ACTION ITEM:
Every line below that holds the word "string" must be listed.

──────── INPUT RECORDS ────────

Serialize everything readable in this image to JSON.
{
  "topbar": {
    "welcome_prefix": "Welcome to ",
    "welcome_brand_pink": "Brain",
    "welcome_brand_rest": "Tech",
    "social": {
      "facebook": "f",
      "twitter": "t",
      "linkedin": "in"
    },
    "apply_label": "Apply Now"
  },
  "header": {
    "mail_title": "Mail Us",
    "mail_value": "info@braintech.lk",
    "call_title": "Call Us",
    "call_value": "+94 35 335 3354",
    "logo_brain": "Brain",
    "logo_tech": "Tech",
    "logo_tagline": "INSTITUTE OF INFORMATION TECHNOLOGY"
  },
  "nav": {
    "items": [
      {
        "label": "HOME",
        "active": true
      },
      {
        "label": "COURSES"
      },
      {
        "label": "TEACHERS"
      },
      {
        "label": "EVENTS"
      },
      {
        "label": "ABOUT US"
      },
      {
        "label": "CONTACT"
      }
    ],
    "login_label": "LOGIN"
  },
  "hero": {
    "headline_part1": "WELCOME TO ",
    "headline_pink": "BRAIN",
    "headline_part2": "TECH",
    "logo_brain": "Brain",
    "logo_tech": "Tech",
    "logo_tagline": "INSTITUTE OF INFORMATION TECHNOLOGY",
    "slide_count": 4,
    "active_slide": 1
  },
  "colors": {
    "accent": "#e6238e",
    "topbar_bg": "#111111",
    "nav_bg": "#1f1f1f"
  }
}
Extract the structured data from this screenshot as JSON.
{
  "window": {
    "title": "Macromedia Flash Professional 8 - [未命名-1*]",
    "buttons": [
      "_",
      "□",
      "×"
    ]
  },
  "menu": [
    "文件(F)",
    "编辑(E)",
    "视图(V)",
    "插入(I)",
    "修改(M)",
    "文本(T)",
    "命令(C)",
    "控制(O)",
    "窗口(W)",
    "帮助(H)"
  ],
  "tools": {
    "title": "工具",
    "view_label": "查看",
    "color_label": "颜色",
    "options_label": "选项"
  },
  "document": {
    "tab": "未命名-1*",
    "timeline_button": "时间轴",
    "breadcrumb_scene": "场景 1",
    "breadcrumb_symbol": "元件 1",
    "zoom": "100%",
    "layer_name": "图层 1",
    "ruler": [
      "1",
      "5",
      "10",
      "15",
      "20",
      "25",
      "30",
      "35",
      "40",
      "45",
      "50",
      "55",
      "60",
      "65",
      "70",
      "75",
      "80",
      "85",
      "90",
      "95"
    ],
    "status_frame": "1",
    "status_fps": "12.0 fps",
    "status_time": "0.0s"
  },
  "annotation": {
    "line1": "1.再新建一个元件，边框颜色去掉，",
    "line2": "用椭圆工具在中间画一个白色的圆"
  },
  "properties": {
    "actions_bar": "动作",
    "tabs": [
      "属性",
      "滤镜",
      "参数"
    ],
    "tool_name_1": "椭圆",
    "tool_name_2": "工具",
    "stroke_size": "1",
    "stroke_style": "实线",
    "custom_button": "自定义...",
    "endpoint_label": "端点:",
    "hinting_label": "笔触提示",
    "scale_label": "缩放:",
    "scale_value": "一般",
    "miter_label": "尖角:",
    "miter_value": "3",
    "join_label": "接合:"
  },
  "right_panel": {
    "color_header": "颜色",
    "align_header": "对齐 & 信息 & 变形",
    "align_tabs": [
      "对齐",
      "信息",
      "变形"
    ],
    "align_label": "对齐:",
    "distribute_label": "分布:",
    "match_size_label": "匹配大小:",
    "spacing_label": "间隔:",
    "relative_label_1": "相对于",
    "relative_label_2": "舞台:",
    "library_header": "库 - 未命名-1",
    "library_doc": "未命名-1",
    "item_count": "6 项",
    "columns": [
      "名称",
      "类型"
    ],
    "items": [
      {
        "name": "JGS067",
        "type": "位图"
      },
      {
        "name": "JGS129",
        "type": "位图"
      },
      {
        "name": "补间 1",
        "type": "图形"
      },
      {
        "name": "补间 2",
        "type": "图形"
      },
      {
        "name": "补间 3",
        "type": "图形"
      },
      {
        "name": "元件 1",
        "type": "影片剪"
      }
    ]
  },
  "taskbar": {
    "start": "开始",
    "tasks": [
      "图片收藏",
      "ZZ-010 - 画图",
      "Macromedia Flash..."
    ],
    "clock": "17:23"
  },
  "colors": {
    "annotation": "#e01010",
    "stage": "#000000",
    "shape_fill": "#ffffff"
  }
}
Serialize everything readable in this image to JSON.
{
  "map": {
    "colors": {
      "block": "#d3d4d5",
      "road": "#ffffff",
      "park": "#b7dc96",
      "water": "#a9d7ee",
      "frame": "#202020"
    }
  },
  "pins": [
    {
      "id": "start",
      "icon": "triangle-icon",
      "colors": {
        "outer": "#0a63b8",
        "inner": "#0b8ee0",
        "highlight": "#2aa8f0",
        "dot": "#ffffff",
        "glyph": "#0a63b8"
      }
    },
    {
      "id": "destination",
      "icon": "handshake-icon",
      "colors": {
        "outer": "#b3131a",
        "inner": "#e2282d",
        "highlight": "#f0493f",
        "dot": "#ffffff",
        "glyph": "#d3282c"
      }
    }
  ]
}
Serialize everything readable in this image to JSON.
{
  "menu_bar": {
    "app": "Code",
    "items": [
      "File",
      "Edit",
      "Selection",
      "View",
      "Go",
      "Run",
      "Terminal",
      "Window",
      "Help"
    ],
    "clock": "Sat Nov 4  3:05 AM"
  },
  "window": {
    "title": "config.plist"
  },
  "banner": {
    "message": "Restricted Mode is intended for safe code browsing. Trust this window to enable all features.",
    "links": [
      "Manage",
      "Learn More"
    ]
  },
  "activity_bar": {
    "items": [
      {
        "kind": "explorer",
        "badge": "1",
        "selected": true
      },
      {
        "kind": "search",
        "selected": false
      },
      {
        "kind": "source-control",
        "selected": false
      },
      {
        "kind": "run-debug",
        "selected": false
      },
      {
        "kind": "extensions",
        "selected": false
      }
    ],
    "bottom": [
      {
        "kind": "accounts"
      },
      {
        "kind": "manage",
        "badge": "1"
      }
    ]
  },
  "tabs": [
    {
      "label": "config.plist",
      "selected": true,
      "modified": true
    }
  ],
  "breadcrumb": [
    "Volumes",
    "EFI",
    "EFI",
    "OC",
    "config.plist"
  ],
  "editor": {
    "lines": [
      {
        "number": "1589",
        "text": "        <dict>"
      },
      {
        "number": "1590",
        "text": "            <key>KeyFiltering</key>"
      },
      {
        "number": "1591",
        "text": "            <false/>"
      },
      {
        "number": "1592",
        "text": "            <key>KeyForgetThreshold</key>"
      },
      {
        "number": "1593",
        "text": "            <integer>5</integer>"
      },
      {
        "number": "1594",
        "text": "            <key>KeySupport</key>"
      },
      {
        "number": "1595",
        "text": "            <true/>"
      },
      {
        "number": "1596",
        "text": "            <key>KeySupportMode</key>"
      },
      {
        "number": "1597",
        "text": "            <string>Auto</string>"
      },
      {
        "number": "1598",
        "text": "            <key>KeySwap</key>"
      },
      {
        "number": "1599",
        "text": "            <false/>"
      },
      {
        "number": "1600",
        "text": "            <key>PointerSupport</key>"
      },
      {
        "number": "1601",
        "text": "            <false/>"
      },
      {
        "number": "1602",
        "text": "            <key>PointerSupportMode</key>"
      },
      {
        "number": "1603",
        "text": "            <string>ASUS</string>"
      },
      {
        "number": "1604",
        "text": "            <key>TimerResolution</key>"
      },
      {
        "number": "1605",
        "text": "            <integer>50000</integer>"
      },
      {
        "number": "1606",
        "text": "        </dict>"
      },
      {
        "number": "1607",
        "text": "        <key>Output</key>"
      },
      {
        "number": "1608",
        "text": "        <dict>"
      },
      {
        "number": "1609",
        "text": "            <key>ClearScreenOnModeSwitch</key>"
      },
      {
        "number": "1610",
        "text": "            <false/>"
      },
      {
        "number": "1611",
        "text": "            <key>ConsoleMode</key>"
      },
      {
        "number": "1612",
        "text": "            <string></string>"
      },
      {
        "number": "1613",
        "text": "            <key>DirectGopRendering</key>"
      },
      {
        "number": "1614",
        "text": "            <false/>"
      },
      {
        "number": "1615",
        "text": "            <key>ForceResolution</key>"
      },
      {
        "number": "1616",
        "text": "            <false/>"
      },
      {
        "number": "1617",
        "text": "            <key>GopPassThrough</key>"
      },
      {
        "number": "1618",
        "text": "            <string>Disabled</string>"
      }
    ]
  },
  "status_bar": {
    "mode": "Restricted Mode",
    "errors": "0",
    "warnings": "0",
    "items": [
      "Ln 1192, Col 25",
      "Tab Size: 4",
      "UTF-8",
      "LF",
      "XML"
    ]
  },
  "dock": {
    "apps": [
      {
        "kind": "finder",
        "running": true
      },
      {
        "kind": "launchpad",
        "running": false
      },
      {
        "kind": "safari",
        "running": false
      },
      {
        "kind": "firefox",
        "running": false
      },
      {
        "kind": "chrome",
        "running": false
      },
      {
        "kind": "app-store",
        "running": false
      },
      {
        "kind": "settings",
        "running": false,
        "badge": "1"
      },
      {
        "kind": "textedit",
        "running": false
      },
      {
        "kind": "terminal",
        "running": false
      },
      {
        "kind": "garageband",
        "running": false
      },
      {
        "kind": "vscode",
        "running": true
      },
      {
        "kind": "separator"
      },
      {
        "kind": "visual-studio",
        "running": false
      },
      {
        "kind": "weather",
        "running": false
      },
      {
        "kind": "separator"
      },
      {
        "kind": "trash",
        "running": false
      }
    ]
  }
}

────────

COMPLETED EXERCISE:
        "text": "            <string>Auto</string>"
        "text": "            <string>ASUS</string>"
        "text": "            <string></string>"
        "text": "            <string>Disabled</string>"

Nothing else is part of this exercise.